Despite the strong emotions they so often induce in others, charismatic individuals generally project unusual calmness, confidence, assertiveness, dominance, authenticity, and focus, and almost always possess superb communication and/or oratorical skills. Although the etymology of the word ("divine gift") might suggest that charisma can't be acquired, and despite the persistent inability to accurately define or even fully understand the concept, it is believed that charisma can be taught and/or learned. Others disagree with this assertion and maintain that it is an inborn trait, or acquired through growing up, and that it cannot be learned, taught, or 'gained' at will. Charisma can also be used in a negative way.
...a certain quality of an individual personality, by virtue of which s/he is "set apart" from ordinary people and treated as endowed with supernatural, superhuman, or at least specifically exceptional powers or qualities. These as such are not accessible to the ordinary person, but are regarded as divine in origin or as exemplary, and on the basis of them the individual concerned is treated as a leader.
The study, recognition, and development of charisma in individuals is of particular interest to sociologists/psychologists, popular (usually national) politicians, public speakers, actors, movie-stars/movie-producers, casting directors, pop-music stars, trainers/coaches targeting the upper-echelons of the business community (CEOs), and academics or others involved in leadership studies or leadership development, among others.
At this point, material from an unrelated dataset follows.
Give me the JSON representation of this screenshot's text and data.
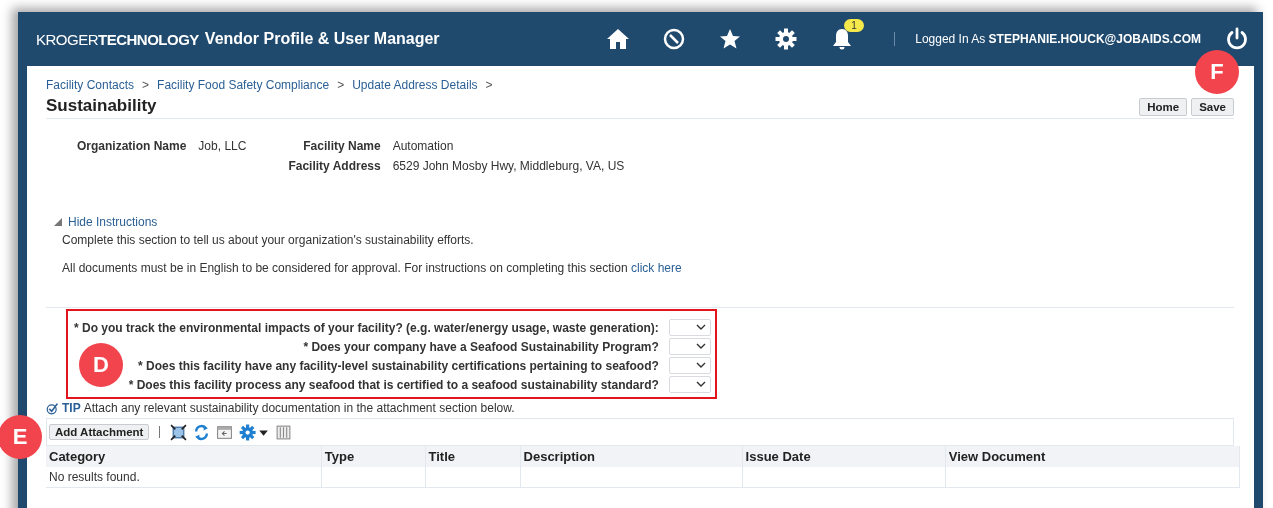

In some cases highly-extroverted and brutally controlling charismatic leaders have used their personal charisma in extremely destructive and damaging ways throughout human history, for example, Adolf Hitler and Jim Jones. Yugoslav communist dictator Josip Broz Tito was said to be a "charismarch" - - "ruler staying in power by charisma".
Pierre Bourdieu did not have a very different position from that of Weber's, but he stressed that a leader has charisma only if other people accept that s/he has it. Bourdieu argued that charisma usually depends on an "inaugural act" such as a decisive battle or moving speech after which the charismatic person will be regarded as such.
Quality and communicability for interactive hypermedia systems; concepts and practices for design.(Brief article)(Book review)
Jun 01, 2010; 9781615207633 Quality and communicability for interactive hypermedia systems; concepts and practices for design. Ed. by...
What We Should Have Learned from Américo Paredes: The Politics of Communicability and the Making of Folkloristics
Jan 01, 2012; Critically revising genealogies of folkloristics to reflect how Américo Paredes attempted to reorient the discipline half a...